Required action: Every line below needs to be printed again exactly, without any of its pictures.

(Items from a dataset)
★ ★ ★

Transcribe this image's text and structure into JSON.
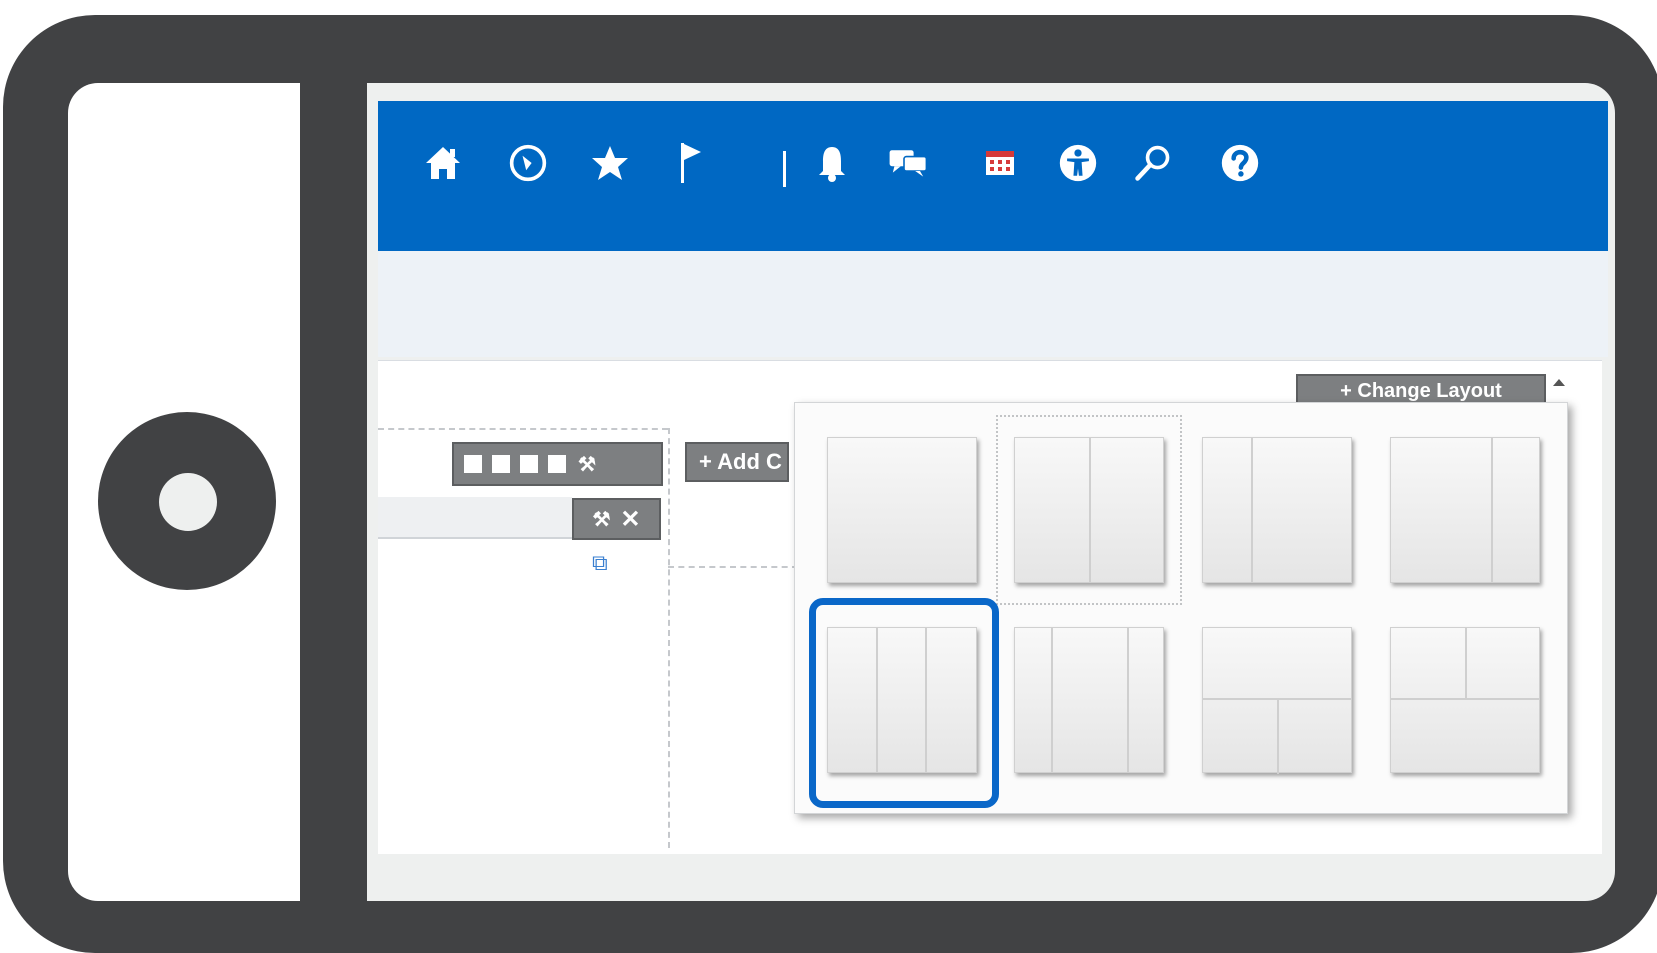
{
  "device": {
    "type": "tablet-frame-icon"
  },
  "topbar": {
    "icons": [
      "home-icon",
      "clock-icon",
      "star-icon",
      "flag-icon",
      "bell-icon",
      "chat-icon",
      "calendar-icon",
      "accessibility-icon",
      "search-icon",
      "help-icon"
    ],
    "color": "#0068c3"
  },
  "toolbar": {
    "add_label": "+ Add C",
    "change_layout_label": "+ Change Layout"
  },
  "layout_picker": {
    "options": [
      "one-column",
      "two-columns-equal",
      "two-columns-narrow-left",
      "two-columns-narrow-right",
      "three-columns-equal",
      "three-columns-wide-center",
      "header-two-columns",
      "two-columns-footer"
    ],
    "selected_option": "two-columns-equal",
    "highlighted_option": "three-columns-equal"
  }
}
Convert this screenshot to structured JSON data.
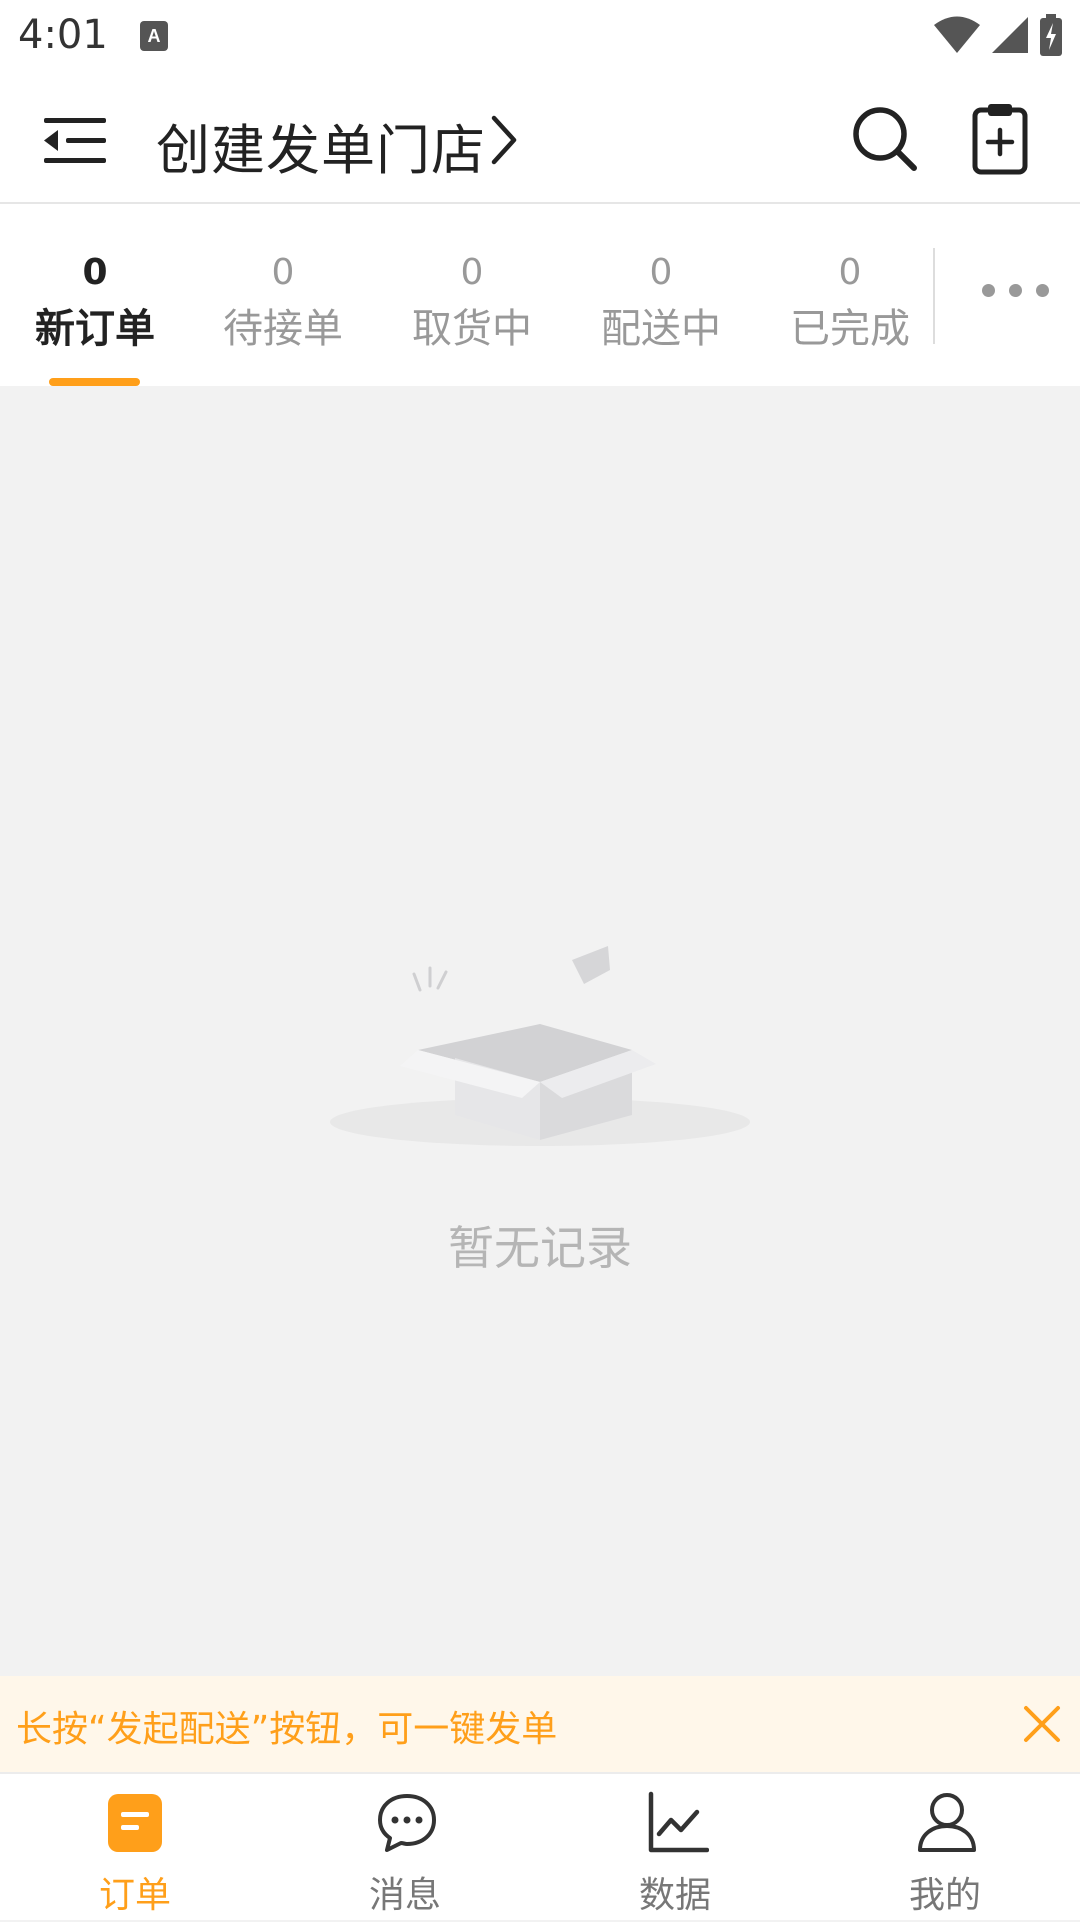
{
  "status_bar": {
    "time": "4:01",
    "icons": [
      "keyboard-a-icon",
      "wifi-icon",
      "cell-signal-icon",
      "battery-charging-icon"
    ]
  },
  "header": {
    "title": "创建发单门店",
    "icons": [
      "menu-collapse-icon",
      "chevron-right-icon",
      "search-icon",
      "clipboard-add-icon"
    ]
  },
  "tabs": [
    {
      "count": "0",
      "label": "新订单",
      "active": true
    },
    {
      "count": "0",
      "label": "待接单",
      "active": false
    },
    {
      "count": "0",
      "label": "取货中",
      "active": false
    },
    {
      "count": "0",
      "label": "配送中",
      "active": false
    },
    {
      "count": "0",
      "label": "已完成",
      "active": false
    }
  ],
  "more_icon": "more-horizontal-icon",
  "empty_state": {
    "text": "暂无记录",
    "icon": "empty-box-icon"
  },
  "tip": {
    "text": "长按“发起配送”按钮，可一键发单",
    "close_icon": "close-icon"
  },
  "bottom_nav": [
    {
      "label": "订单",
      "icon": "order-icon",
      "active": true
    },
    {
      "label": "消息",
      "icon": "message-icon",
      "active": false
    },
    {
      "label": "数据",
      "icon": "chart-icon",
      "active": false
    },
    {
      "label": "我的",
      "icon": "profile-icon",
      "active": false
    }
  ],
  "colors": {
    "accent": "#ff9f1a",
    "tip_background": "#fff7ea",
    "page_background": "#f2f2f2"
  }
}
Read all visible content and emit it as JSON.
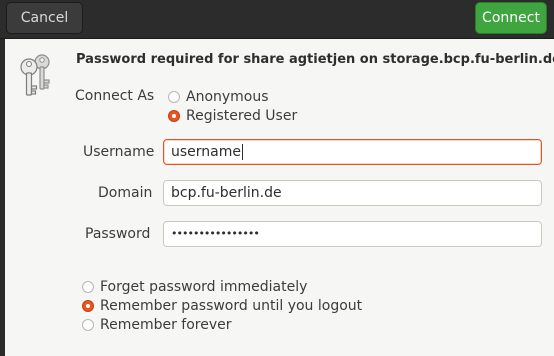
{
  "header": {
    "cancel_label": "Cancel",
    "connect_label": "Connect"
  },
  "icon": "keys-icon",
  "title": "Password required for share agtietjen on storage.bcp.fu-berlin.de",
  "connect_as": {
    "label": "Connect As",
    "options": [
      "Anonymous",
      "Registered User"
    ],
    "selected": "Registered User"
  },
  "fields": {
    "username_label": "Username",
    "username_value": "username",
    "domain_label": "Domain",
    "domain_value": "bcp.fu-berlin.de",
    "password_label": "Password",
    "password_value": "••••••••••••••••"
  },
  "remember": {
    "options": [
      "Forget password immediately",
      "Remember password until you logout",
      "Remember forever"
    ],
    "selected": "Remember password until you logout"
  },
  "colors": {
    "accent": "#e95420",
    "connect": "#3fa53f",
    "headerbar": "#2c2c2c",
    "dialog_bg": "#f6f6f5"
  }
}
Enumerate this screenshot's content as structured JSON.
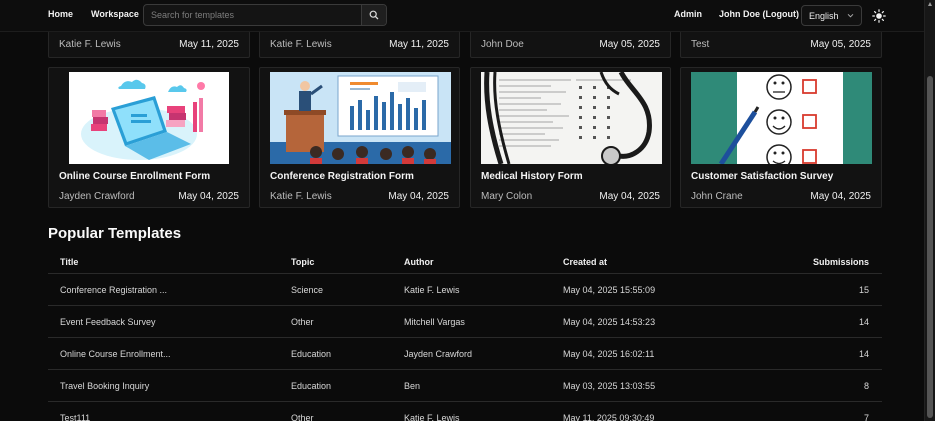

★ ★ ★

Answer area:
Transcribe this image's text and structure into JSON.
{
  "device": {
    "type": "tablet-frame-icon"
  },
  "topbar": {
    "icons": [
      "home-icon",
      "clock-icon",
      "star-icon",
      "flag-icon",
      "bell-icon",
      "chat-icon",
      "calendar-icon",
      "accessibility-icon",
      "search-icon",
      "help-icon"
    ],
    "color": "#0068c3"
  },
  "toolbar": {
    "add_label": "+ Add C",
    "change_layout_label": "+ Change Layout"
  },
  "layout_picker": {
    "options": [
      "one-column",
      "two-columns-equal",
      "two-columns-narrow-left",
      "two-columns-narrow-right",
      "three-columns-equal",
      "three-columns-wide-center",
      "header-two-columns",
      "two-columns-footer"
    ],
    "selected_option": "two-columns-equal",
    "highlighted_option": "three-columns-equal"
  }
}
Convert this screenshot to structured JSON data.
{
  "status_bar": {
    "time": "4:01",
    "icons": [
      "keyboard-a-icon",
      "wifi-icon",
      "cell-signal-icon",
      "battery-charging-icon"
    ]
  },
  "header": {
    "title": "创建发单门店",
    "icons": [
      "menu-collapse-icon",
      "chevron-right-icon",
      "search-icon",
      "clipboard-add-icon"
    ]
  },
  "tabs": [
    {
      "count": "0",
      "label": "新订单",
      "active": true
    },
    {
      "count": "0",
      "label": "待接单",
      "active": false
    },
    {
      "count": "0",
      "label": "取货中",
      "active": false
    },
    {
      "count": "0",
      "label": "配送中",
      "active": false
    },
    {
      "count": "0",
      "label": "已完成",
      "active": false
    }
  ],
  "more_icon": "more-horizontal-icon",
  "empty_state": {
    "text": "暂无记录",
    "icon": "empty-box-icon"
  },
  "tip": {
    "text": "长按“发起配送”按钮，可一键发单",
    "close_icon": "close-icon"
  },
  "bottom_nav": [
    {
      "label": "订单",
      "icon": "order-icon",
      "active": true
    },
    {
      "label": "消息",
      "icon": "message-icon",
      "active": false
    },
    {
      "label": "数据",
      "icon": "chart-icon",
      "active": false
    },
    {
      "label": "我的",
      "icon": "profile-icon",
      "active": false
    }
  ],
  "colors": {
    "accent": "#ff9f1a",
    "tip_background": "#fff7ea",
    "page_background": "#f2f2f2"
  }
}
Read all visible content and emit it as JSON.
{
  "header": {
    "cancel_label": "Cancel",
    "connect_label": "Connect"
  },
  "icon": "keys-icon",
  "title": "Password required for share agtietjen on storage.bcp.fu-berlin.de",
  "connect_as": {
    "label": "Connect As",
    "options": [
      "Anonymous",
      "Registered User"
    ],
    "selected": "Registered User"
  },
  "fields": {
    "username_label": "Username",
    "username_value": "username",
    "domain_label": "Domain",
    "domain_value": "bcp.fu-berlin.de",
    "password_label": "Password",
    "password_value": "••••••••••••••••"
  },
  "remember": {
    "options": [
      "Forget password immediately",
      "Remember password until you logout",
      "Remember forever"
    ],
    "selected": "Remember password until you logout"
  },
  "colors": {
    "accent": "#e95420",
    "connect": "#3fa53f",
    "headerbar": "#2c2c2c",
    "dialog_bg": "#f6f6f5"
  }
}
Enumerate this screenshot's content as structured JSON.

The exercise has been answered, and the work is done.